- EXERCISE MATERIALS -
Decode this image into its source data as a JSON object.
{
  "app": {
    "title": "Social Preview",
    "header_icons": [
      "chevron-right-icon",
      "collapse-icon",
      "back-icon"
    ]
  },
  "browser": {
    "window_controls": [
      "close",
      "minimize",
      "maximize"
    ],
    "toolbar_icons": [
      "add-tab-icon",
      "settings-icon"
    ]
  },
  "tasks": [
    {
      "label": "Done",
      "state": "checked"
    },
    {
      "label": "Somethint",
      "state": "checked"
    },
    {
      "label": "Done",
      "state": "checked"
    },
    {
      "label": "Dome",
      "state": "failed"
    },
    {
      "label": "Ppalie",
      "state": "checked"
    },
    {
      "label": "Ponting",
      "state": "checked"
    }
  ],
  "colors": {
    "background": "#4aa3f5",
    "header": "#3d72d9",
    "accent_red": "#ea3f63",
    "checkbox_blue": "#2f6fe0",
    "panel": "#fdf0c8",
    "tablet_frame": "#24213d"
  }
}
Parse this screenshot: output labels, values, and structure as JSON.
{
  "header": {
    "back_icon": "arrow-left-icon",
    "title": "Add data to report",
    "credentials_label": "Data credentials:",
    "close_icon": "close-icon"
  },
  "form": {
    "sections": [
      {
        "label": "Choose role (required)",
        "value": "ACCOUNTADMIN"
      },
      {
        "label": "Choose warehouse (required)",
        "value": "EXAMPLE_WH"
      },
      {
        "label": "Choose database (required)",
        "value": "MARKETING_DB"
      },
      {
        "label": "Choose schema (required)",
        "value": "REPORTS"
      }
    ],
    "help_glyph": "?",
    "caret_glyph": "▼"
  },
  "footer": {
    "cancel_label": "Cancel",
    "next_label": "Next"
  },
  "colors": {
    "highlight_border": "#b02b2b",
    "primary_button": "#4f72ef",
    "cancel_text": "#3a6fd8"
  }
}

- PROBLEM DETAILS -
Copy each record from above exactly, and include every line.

- ANSWER SECTION -
Decode this image into its source data as a JSON object.
{
  "app": {
    "title": "Social Preview",
    "header_icons": [
      "chevron-right-icon",
      "collapse-icon",
      "back-icon"
    ]
  },
  "browser": {
    "window_controls": [
      "close",
      "minimize",
      "maximize"
    ],
    "toolbar_icons": [
      "add-tab-icon",
      "settings-icon"
    ]
  },
  "tasks": [
    {
      "label": "Done",
      "state": "checked"
    },
    {
      "label": "Somethint",
      "state": "checked"
    },
    {
      "label": "Done",
      "state": "checked"
    },
    {
      "label": "Dome",
      "state": "failed"
    },
    {
      "label": "Ppalie",
      "state": "checked"
    },
    {
      "label": "Ponting",
      "state": "checked"
    }
  ],
  "colors": {
    "background": "#4aa3f5",
    "header": "#3d72d9",
    "accent_red": "#ea3f63",
    "checkbox_blue": "#2f6fe0",
    "panel": "#fdf0c8",
    "tablet_frame": "#24213d"
  }
}
Parse this screenshot: output labels, values, and structure as JSON.
{
  "header": {
    "back_icon": "arrow-left-icon",
    "title": "Add data to report",
    "credentials_label": "Data credentials:",
    "close_icon": "close-icon"
  },
  "form": {
    "sections": [
      {
        "label": "Choose role (required)",
        "value": "ACCOUNTADMIN"
      },
      {
        "label": "Choose warehouse (required)",
        "value": "EXAMPLE_WH"
      },
      {
        "label": "Choose database (required)",
        "value": "MARKETING_DB"
      },
      {
        "label": "Choose schema (required)",
        "value": "REPORTS"
      }
    ],
    "help_glyph": "?",
    "caret_glyph": "▼"
  },
  "footer": {
    "cancel_label": "Cancel",
    "next_label": "Next"
  },
  "colors": {
    "highlight_border": "#b02b2b",
    "primary_button": "#4f72ef",
    "cancel_text": "#3a6fd8"
  }
}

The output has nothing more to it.